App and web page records
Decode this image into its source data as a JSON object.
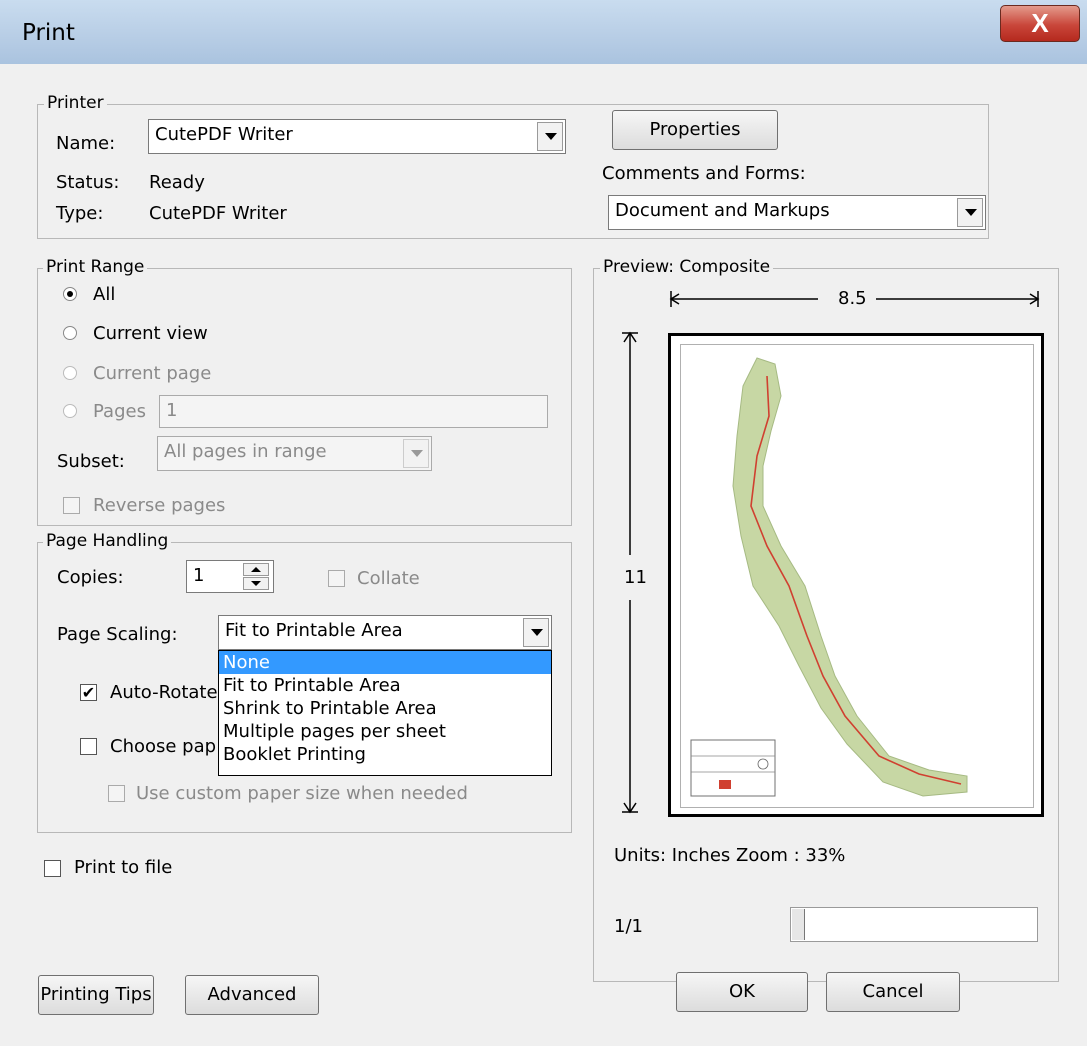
{
  "window": {
    "title": "Print",
    "close_glyph": "X"
  },
  "printer": {
    "legend": "Printer",
    "name_label": "Name:",
    "name_value": "CutePDF Writer",
    "status_label": "Status:",
    "status_value": "Ready",
    "type_label": "Type:",
    "type_value": "CutePDF Writer",
    "properties_button": "Properties",
    "comments_label": "Comments and Forms:",
    "comments_value": "Document and Markups"
  },
  "print_range": {
    "legend": "Print Range",
    "all": "All",
    "current_view": "Current view",
    "current_page": "Current page",
    "pages_label": "Pages",
    "pages_value": "1",
    "subset_label": "Subset:",
    "subset_value": "All pages in range",
    "reverse_pages": "Reverse pages",
    "selected": "All"
  },
  "page_handling": {
    "legend": "Page Handling",
    "copies_label": "Copies:",
    "copies_value": "1",
    "collate_label": "Collate",
    "scaling_label": "Page Scaling:",
    "scaling_value": "Fit to Printable Area",
    "scaling_options": [
      "None",
      "Fit to Printable Area",
      "Shrink to Printable Area",
      "Multiple pages per sheet",
      "Booklet Printing"
    ],
    "highlighted_option": "None",
    "auto_rotate_label": "Auto-Rotate",
    "auto_rotate_checked": true,
    "choose_paper_label": "Choose pap",
    "custom_paper_label": "Use custom paper size when needed"
  },
  "print_to_file": "Print to file",
  "preview": {
    "legend": "Preview: Composite",
    "width_label": "8.5",
    "height_label": "11",
    "units_zoom": "Units: Inches Zoom :  33%",
    "page_counter": "1/1"
  },
  "buttons": {
    "printing_tips": "Printing Tips",
    "advanced": "Advanced",
    "ok": "OK",
    "cancel": "Cancel"
  },
  "colors": {
    "highlight": "#3399ff",
    "route": "#d04030",
    "titlebar": "#b7cde5",
    "close": "#c9463a"
  }
}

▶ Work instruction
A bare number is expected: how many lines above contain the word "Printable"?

▶ The answer
3